The number needed is how many lines in these entries contain "gear"; give it alone.
======== PROVIDED INFORMATION
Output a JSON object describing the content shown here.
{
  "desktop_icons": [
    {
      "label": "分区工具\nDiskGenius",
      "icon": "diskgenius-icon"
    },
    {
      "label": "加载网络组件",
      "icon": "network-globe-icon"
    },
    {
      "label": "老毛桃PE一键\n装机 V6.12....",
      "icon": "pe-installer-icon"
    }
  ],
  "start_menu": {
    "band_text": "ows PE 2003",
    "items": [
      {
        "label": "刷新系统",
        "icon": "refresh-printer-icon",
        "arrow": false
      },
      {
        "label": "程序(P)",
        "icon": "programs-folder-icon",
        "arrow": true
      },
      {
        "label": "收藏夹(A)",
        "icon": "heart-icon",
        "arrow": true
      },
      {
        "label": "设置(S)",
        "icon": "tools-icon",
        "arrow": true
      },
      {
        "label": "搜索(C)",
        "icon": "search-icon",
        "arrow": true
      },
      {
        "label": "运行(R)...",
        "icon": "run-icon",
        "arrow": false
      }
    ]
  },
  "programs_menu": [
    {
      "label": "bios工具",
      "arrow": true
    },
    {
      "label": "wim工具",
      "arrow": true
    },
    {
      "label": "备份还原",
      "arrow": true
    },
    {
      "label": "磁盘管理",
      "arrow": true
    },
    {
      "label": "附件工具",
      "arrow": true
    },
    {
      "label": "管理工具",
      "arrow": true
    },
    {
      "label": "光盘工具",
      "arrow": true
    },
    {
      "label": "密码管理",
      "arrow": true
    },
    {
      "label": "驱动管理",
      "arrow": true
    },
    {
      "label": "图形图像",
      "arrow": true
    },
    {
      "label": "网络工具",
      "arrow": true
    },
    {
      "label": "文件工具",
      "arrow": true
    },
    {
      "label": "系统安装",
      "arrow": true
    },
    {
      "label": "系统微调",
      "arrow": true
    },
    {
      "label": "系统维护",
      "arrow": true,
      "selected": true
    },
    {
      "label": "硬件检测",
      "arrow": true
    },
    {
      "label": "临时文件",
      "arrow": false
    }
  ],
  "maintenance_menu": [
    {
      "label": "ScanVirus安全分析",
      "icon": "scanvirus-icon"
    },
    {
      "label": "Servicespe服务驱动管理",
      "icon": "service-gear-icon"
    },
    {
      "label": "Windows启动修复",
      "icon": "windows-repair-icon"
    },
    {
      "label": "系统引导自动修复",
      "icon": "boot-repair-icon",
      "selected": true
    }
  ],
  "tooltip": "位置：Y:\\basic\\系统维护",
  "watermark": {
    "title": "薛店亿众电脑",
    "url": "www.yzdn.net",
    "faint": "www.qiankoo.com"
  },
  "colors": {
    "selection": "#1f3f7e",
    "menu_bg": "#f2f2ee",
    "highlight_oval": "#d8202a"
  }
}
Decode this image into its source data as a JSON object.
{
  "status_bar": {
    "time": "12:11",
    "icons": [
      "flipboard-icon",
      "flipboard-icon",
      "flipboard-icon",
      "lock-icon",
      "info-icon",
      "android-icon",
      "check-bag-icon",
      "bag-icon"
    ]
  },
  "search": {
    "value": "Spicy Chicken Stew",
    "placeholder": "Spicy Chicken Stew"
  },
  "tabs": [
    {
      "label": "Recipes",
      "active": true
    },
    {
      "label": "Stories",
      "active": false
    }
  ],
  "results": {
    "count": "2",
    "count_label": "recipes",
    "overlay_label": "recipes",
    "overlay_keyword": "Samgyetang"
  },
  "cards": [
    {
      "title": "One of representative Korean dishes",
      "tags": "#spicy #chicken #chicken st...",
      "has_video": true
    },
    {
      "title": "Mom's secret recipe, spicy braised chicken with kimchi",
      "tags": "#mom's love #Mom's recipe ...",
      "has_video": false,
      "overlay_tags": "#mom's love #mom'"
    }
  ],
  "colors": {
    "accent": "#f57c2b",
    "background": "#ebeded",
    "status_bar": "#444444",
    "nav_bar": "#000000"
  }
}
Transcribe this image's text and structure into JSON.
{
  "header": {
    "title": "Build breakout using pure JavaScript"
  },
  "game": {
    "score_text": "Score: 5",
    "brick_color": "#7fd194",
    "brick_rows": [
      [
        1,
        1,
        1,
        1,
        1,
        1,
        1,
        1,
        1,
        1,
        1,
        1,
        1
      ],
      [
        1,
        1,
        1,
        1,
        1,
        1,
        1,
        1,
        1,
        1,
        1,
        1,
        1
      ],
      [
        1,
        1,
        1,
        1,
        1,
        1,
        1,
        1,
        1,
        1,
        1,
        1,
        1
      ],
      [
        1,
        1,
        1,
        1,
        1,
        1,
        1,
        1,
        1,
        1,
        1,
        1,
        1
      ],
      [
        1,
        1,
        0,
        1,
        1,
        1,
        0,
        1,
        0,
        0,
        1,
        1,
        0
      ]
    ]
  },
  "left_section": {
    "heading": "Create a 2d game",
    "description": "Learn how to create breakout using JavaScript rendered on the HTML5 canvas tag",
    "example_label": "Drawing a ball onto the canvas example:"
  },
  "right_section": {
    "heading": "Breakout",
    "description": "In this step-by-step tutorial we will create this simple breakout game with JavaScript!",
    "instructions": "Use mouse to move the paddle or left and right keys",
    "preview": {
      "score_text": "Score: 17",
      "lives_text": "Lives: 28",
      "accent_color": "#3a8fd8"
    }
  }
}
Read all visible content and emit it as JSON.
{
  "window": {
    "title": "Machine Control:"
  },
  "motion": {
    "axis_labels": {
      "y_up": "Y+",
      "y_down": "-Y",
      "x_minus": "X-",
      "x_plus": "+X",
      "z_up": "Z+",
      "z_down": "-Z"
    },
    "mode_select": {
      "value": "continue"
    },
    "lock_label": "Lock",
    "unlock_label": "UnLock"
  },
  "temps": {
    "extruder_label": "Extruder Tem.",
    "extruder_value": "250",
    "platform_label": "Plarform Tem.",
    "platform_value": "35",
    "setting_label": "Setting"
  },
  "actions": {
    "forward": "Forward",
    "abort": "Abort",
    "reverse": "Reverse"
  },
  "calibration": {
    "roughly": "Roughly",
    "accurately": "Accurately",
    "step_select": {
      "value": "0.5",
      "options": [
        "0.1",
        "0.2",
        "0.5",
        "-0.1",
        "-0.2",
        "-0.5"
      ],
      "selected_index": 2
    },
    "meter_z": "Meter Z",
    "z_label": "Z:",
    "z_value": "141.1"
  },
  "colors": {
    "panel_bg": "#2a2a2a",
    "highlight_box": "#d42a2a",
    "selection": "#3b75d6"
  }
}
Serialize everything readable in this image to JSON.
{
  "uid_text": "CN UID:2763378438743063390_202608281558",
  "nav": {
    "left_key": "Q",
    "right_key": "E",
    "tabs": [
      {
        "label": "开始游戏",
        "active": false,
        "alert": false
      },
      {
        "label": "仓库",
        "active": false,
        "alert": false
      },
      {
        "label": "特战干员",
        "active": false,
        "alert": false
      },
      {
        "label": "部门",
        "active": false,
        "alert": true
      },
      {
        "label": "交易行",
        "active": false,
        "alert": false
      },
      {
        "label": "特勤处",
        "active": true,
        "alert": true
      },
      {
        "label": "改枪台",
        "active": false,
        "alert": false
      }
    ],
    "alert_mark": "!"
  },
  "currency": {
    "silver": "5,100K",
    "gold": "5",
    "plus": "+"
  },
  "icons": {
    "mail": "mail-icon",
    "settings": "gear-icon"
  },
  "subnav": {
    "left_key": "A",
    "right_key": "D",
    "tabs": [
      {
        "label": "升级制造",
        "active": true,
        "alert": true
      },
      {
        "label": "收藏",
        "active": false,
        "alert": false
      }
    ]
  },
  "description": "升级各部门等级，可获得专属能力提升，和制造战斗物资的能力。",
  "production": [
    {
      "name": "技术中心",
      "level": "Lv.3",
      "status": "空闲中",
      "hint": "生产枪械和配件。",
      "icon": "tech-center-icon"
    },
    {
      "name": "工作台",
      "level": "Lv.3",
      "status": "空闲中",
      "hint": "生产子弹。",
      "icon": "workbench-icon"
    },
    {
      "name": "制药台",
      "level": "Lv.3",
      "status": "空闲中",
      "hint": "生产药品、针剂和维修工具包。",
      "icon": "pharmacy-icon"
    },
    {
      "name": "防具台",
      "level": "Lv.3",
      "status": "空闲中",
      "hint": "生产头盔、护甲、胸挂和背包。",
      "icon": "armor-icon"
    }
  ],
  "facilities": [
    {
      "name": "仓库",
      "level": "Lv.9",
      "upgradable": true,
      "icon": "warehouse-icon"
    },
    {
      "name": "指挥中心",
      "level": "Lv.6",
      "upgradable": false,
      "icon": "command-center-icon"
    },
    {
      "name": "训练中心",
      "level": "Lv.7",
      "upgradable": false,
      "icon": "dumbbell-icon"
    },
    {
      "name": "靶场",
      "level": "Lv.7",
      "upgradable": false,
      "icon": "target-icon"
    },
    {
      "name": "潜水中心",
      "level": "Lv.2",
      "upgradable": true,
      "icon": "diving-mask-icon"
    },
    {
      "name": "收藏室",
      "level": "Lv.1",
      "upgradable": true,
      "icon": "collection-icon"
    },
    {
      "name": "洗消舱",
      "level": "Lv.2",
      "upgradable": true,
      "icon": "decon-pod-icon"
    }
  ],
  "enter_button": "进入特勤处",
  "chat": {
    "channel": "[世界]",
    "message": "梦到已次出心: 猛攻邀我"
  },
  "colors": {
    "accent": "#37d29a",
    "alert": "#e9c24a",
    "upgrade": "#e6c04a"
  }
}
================
**SOLUTION FOR THIS EXERCISE:** 2